*** The data ***

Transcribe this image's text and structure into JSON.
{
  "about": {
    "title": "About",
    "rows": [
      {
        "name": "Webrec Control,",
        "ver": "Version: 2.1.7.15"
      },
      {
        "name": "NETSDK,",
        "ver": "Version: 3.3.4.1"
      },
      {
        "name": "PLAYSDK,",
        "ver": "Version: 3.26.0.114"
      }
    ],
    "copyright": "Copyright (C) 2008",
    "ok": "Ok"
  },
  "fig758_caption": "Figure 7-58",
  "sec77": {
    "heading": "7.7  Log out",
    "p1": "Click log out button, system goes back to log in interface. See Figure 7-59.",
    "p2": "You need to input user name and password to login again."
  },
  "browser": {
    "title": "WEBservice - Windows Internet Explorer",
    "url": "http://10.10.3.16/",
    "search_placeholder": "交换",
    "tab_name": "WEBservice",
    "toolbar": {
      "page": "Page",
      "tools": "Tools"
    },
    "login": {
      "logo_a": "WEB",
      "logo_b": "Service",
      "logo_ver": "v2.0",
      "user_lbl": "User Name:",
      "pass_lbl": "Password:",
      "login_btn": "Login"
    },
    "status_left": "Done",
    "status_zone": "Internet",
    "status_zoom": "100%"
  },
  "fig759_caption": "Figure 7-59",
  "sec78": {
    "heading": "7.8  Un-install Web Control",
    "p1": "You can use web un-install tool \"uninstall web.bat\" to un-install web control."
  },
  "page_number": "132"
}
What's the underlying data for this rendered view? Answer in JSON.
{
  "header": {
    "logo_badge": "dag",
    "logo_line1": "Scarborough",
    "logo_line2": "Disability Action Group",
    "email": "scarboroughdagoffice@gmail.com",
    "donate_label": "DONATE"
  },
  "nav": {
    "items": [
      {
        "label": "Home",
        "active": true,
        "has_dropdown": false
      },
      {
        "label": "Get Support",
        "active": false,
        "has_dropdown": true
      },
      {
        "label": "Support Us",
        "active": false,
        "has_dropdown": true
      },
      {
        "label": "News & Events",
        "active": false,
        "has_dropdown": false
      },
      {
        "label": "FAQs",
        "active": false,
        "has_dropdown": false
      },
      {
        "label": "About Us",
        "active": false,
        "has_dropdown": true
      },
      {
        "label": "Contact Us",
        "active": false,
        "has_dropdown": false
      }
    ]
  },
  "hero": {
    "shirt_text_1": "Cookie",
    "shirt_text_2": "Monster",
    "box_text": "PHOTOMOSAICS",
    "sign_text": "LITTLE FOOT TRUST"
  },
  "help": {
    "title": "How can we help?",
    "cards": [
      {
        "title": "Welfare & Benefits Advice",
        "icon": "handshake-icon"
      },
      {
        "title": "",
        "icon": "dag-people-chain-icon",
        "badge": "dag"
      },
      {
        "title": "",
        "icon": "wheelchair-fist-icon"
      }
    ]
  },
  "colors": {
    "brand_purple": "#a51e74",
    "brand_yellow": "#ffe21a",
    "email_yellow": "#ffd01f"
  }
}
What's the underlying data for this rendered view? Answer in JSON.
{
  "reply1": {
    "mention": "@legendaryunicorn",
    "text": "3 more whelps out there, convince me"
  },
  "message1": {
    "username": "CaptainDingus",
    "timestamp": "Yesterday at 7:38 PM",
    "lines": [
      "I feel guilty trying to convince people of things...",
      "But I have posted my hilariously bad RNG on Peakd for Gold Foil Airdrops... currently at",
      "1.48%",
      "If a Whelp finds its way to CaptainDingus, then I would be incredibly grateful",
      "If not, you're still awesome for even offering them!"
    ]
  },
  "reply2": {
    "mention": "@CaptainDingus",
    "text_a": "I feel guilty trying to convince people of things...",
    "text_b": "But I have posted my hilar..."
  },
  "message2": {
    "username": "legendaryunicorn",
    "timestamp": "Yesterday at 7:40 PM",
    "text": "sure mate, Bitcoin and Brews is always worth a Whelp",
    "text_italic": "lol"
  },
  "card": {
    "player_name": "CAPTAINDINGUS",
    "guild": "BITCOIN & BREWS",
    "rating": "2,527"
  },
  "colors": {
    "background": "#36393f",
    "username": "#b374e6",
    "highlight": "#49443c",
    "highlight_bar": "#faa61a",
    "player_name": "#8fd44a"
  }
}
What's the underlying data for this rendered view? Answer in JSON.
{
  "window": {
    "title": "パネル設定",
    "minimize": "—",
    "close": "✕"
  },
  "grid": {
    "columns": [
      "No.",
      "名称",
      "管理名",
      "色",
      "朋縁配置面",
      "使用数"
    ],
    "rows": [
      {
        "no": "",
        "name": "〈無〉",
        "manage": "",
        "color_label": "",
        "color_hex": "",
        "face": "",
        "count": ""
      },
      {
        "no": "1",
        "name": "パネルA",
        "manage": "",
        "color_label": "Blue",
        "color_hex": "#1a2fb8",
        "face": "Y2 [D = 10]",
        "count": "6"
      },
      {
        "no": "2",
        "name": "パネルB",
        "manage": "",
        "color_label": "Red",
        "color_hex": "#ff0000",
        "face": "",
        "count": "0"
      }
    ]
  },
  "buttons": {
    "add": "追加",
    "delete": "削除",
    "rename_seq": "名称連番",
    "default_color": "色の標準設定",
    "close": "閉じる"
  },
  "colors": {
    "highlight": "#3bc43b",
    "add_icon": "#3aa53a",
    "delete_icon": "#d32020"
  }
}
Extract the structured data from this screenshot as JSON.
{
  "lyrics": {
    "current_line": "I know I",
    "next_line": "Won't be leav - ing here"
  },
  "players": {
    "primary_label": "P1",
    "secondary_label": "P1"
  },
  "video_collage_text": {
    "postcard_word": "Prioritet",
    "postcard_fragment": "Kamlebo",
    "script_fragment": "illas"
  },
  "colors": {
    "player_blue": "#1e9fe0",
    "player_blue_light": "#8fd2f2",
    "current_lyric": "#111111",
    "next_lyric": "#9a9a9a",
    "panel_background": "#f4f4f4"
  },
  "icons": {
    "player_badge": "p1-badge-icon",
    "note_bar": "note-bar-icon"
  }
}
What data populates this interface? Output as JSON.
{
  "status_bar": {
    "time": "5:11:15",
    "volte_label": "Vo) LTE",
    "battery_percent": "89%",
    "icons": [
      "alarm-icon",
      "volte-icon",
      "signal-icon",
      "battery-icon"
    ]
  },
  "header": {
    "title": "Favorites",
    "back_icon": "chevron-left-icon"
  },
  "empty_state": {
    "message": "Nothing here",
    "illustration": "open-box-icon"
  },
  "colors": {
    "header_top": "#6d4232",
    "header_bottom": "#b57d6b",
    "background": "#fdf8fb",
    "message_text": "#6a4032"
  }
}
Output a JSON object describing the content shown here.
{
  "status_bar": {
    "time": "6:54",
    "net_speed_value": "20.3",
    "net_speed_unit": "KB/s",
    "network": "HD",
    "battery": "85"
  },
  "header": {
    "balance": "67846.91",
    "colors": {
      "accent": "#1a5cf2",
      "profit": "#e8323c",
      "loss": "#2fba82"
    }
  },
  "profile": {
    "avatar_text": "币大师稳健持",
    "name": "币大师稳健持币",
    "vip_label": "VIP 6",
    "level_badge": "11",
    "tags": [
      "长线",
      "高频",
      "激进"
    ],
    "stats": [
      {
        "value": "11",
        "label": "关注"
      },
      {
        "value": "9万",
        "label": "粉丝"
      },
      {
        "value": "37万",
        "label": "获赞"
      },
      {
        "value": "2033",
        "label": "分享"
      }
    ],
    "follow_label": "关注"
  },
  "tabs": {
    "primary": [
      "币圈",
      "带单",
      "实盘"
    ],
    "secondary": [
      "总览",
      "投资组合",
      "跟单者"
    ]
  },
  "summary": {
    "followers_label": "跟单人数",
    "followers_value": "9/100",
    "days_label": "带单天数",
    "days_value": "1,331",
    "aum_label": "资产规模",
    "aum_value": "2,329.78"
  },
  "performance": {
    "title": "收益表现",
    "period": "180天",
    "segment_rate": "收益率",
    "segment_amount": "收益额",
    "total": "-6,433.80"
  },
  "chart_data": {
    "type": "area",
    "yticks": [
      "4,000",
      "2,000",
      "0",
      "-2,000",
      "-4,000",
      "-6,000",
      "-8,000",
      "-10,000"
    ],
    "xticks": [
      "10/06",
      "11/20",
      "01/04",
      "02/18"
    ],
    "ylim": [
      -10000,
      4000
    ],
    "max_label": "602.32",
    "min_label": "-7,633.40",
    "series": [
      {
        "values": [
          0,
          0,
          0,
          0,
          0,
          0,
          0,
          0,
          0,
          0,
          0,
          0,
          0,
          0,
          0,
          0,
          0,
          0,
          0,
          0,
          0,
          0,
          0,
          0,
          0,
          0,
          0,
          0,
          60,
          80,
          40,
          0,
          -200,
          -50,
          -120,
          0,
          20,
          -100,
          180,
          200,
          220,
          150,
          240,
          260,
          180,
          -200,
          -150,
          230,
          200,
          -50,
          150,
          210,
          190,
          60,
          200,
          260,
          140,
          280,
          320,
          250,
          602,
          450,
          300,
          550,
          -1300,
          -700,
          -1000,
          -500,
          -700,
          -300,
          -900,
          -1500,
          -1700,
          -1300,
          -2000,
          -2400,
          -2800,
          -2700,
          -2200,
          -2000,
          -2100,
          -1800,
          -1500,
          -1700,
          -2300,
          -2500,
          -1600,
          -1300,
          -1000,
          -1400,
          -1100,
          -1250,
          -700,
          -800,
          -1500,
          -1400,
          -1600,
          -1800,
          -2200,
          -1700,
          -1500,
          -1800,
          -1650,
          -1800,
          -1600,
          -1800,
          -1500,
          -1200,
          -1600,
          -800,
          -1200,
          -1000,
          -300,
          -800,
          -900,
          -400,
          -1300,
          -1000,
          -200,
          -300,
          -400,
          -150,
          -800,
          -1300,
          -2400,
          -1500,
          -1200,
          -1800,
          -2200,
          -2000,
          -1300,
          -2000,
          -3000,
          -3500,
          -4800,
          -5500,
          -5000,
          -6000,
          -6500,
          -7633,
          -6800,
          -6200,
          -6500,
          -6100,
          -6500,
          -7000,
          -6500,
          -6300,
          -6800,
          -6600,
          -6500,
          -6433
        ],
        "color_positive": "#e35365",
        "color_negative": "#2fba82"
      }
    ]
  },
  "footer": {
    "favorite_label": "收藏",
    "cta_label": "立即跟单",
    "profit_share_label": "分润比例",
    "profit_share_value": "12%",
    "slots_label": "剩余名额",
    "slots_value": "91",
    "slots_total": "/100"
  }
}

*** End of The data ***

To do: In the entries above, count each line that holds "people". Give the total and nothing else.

Exercise solution: 3